*ASSIGNMENT*:
Report every line below that carries the word "folder".

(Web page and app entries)
————

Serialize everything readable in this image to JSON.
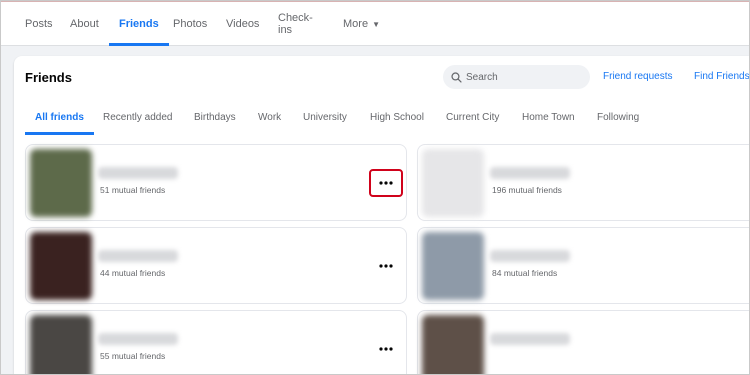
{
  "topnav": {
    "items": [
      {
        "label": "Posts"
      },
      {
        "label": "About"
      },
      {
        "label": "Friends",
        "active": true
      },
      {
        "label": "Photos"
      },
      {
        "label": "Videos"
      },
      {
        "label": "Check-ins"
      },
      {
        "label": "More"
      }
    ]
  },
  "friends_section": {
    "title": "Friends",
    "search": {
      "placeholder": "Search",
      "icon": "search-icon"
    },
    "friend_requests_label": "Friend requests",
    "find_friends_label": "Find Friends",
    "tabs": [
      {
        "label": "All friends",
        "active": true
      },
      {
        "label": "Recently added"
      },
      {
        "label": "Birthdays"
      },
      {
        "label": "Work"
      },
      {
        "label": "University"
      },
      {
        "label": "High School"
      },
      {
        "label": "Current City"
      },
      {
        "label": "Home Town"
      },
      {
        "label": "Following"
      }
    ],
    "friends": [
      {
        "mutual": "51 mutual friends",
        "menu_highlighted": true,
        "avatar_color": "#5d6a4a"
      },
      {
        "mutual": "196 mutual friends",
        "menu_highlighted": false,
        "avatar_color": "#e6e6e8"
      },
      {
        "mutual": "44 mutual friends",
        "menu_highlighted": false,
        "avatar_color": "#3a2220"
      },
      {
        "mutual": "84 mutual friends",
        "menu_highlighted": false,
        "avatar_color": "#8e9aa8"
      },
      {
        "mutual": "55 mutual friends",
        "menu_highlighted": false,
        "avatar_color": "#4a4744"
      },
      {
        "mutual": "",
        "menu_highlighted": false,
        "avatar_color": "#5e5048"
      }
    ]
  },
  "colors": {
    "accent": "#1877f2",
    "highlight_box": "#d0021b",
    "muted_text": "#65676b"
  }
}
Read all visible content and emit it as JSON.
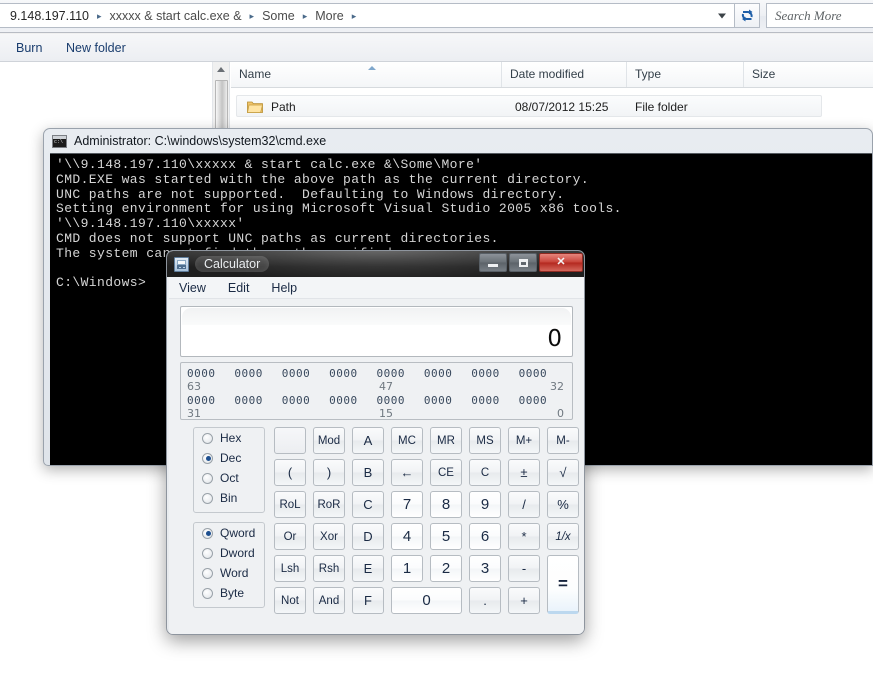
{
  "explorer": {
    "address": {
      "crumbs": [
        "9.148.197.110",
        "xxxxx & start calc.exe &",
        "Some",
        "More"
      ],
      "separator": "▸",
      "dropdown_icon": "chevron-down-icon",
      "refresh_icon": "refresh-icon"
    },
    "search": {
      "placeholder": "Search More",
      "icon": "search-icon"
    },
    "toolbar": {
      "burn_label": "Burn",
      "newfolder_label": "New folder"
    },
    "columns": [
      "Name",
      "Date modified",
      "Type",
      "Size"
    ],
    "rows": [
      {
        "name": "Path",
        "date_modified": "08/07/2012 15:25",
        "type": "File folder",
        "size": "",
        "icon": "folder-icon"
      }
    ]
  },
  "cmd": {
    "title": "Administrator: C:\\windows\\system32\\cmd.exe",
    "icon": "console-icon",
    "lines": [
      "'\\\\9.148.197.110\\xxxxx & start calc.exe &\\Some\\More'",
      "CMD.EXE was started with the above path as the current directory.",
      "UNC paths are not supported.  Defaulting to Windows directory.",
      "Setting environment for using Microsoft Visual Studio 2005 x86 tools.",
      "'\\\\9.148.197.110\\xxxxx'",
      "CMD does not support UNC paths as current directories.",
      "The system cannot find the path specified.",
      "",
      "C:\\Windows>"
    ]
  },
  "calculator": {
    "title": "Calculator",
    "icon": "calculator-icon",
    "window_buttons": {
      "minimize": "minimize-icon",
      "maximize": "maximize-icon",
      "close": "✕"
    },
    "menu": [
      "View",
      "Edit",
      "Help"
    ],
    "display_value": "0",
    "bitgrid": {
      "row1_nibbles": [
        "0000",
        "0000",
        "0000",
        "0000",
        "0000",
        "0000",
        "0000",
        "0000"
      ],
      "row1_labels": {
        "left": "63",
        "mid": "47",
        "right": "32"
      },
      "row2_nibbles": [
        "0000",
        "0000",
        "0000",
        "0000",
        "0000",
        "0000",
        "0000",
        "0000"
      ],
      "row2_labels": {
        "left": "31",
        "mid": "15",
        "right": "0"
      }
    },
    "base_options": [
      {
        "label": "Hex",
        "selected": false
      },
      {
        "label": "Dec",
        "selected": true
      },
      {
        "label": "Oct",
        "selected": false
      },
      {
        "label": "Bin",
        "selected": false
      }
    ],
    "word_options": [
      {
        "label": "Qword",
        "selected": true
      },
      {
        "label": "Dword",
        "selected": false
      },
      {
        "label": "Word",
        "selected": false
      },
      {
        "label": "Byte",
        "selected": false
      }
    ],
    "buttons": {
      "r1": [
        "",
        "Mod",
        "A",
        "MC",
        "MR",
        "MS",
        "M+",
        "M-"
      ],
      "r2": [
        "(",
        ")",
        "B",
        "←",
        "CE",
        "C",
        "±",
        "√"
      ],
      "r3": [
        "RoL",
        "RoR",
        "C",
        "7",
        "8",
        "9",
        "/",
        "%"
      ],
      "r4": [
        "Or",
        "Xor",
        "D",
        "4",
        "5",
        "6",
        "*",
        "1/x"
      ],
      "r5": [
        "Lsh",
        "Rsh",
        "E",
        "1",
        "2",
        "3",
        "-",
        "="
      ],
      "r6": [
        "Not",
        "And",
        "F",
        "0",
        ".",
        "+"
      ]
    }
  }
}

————

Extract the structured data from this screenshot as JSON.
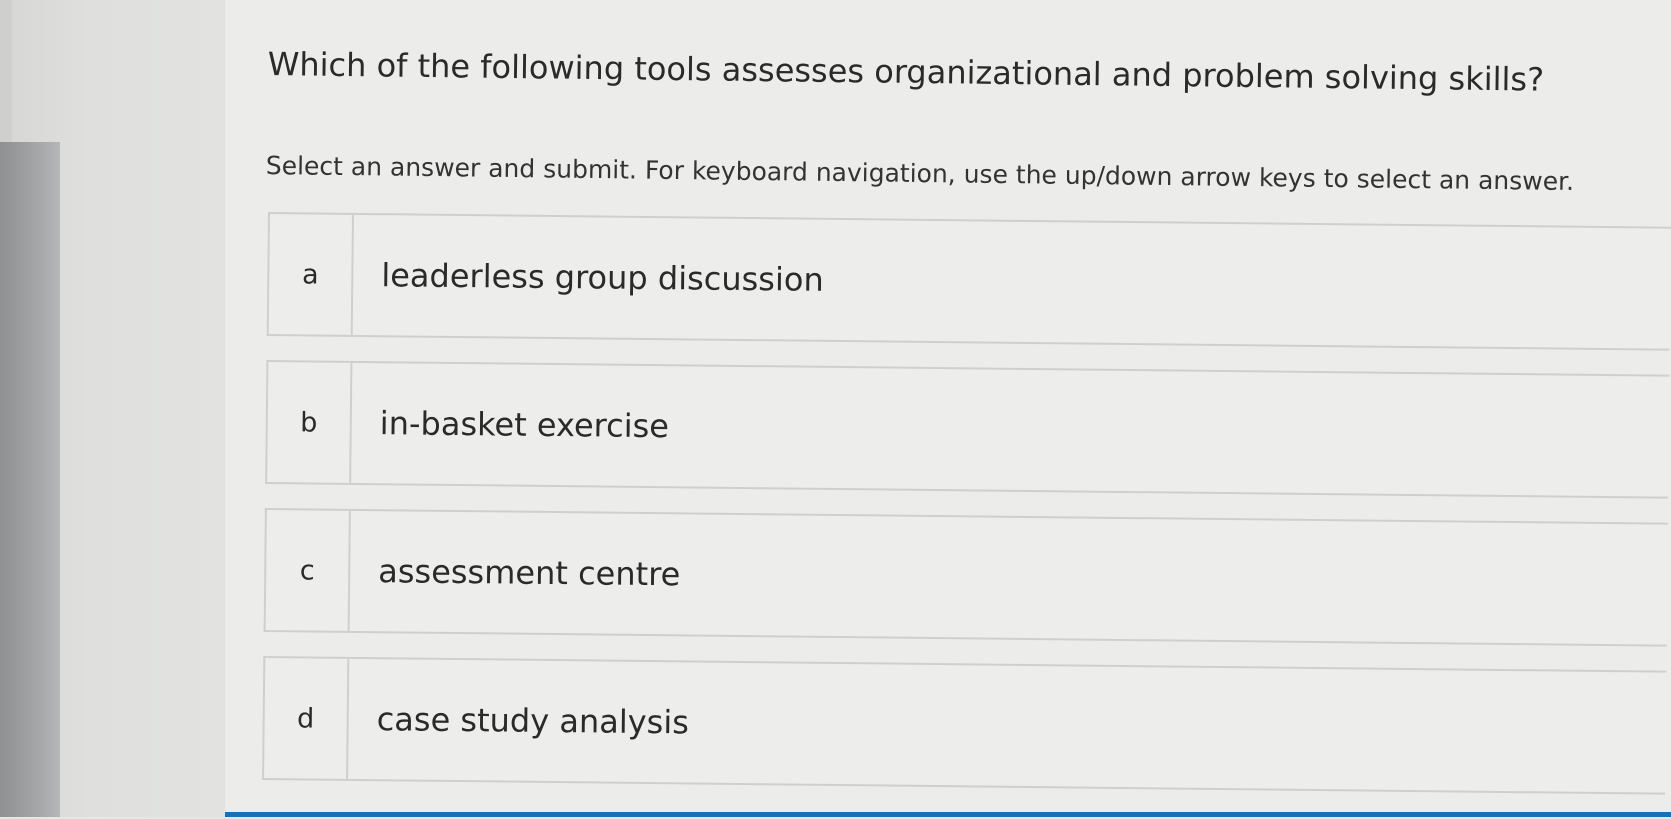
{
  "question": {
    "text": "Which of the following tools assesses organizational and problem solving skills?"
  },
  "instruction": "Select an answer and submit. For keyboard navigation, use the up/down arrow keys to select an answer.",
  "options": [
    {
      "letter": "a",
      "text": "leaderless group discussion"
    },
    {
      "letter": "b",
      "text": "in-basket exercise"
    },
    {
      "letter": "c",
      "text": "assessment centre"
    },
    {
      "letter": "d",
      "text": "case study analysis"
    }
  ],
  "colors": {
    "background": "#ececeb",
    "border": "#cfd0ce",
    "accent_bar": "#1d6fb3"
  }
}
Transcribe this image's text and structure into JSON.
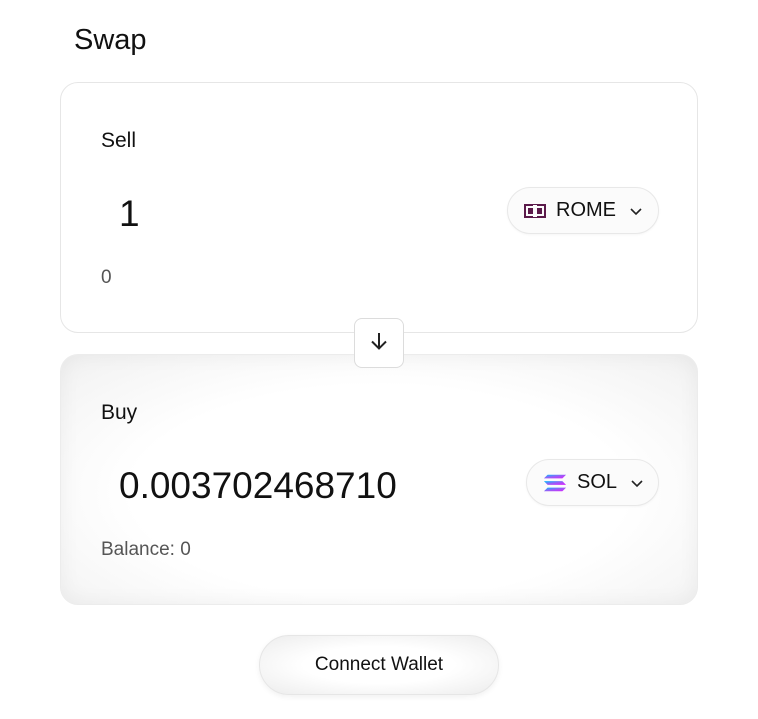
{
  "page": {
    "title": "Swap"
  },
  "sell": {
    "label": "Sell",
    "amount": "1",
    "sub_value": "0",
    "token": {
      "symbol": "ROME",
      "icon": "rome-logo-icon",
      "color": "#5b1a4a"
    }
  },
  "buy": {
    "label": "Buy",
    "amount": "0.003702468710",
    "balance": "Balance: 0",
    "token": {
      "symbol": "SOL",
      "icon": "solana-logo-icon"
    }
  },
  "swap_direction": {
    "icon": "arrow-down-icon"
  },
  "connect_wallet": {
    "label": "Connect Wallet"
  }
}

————

*EXERCISE ANSWER*:
      "newfolder_label": "New folder"
        "type": "File folder",
        "icon": "folder-icon"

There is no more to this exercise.